Family structure trajectories and early child health in the UK: Pathways to health.


Institut National d'Etudes Démographiques (INED), 133 Boulevard Davout, 75980, Paris cedex 20, France. Electronic address: [Email]


A large body of literature has shown marked differences in the average levels of resources and child well-being across different family structures. Studies have examined cognitive, educational and behavioural outcomes; less is known about differentials in physical health, and about dynamics in early childhood. Furthermore, up to the present time, less emphasis has been placed on describing the underlying mechanisms relating childhood experiences of family structure to health. In this paper, we hypothesize that socio-economic characteristics and family structure trajectories will affect every-day, more proximal processes (material, behavioural and family stress pathways) directly experienced by the child, which will in turn affect child health. Using the UK Millennium Cohort Study, a nationally representative cohort of over 19 000 children born in 2001 and living in the UK shortly thereafter, we employ Graphical Chain Models to map the processes linking family structure trajectories to three physical health outcomes at age 5: overweight/obesity, respiratory health, and accidental injury. We construct family trajectories to highlight two components: status (distinguishing between married, cohabiting and single parents), and (in)stability. We show that both status, the (in)stability of that status, and their interplay, are important components of family structure trajectories which correlate to children's early physical health. Analyses highlight the relative importance of distinct pathways across different health outcomes. As well as some outcome-specific paths, we find that "family stress" variables appeared to underscore the relationship between family structure and child physical health, pointing to the importance of such variables in understanding how family structure relates to early child health.

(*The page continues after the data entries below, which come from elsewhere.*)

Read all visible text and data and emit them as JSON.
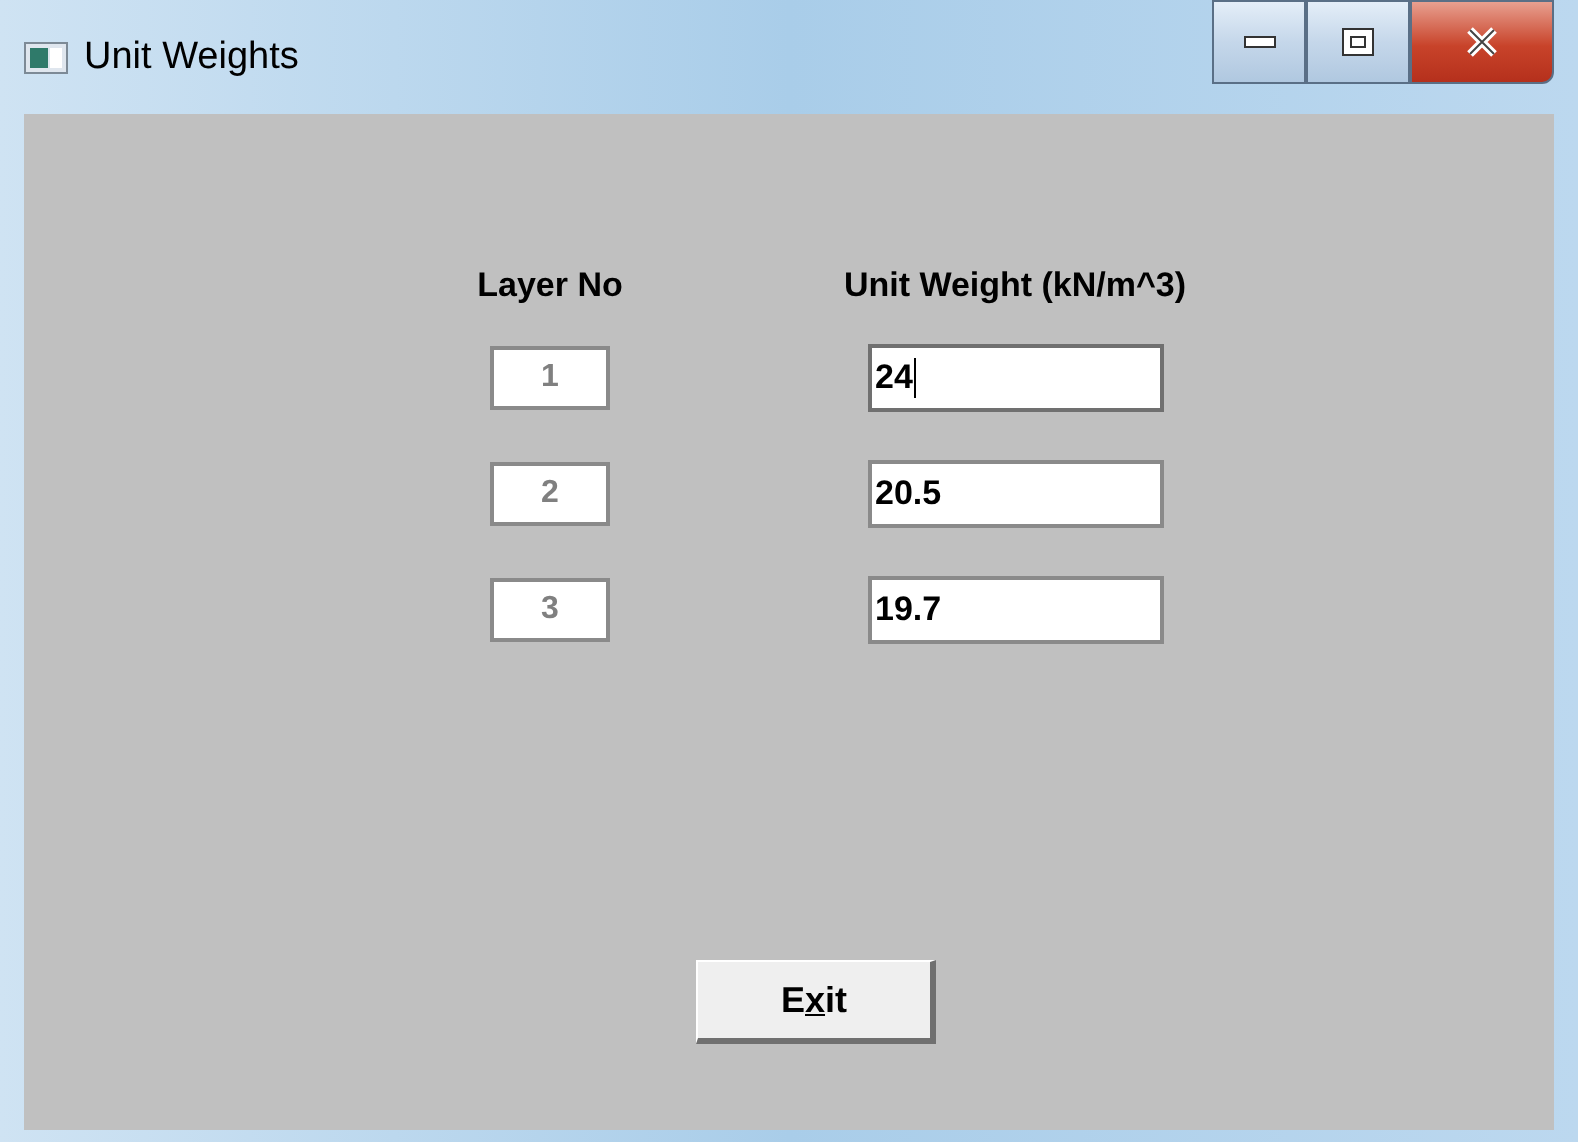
{
  "window": {
    "title": "Unit Weights"
  },
  "columns": [
    "Layer No",
    "Unit Weight (kN/m^3)"
  ],
  "rows": [
    {
      "layer": "1",
      "layer_disabled": true,
      "weight": "24",
      "focused": true
    },
    {
      "layer": "2",
      "layer_disabled": true,
      "weight": "20.5",
      "focused": false
    },
    {
      "layer": "3",
      "layer_disabled": true,
      "weight": "19.7",
      "focused": false
    }
  ],
  "exit_button": {
    "label_before": "E",
    "access_key": "x",
    "label_after": "it"
  }
}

Accidents,Asthma,Early child health,Family instability,Family structure,Millennium cohort study,Obesity,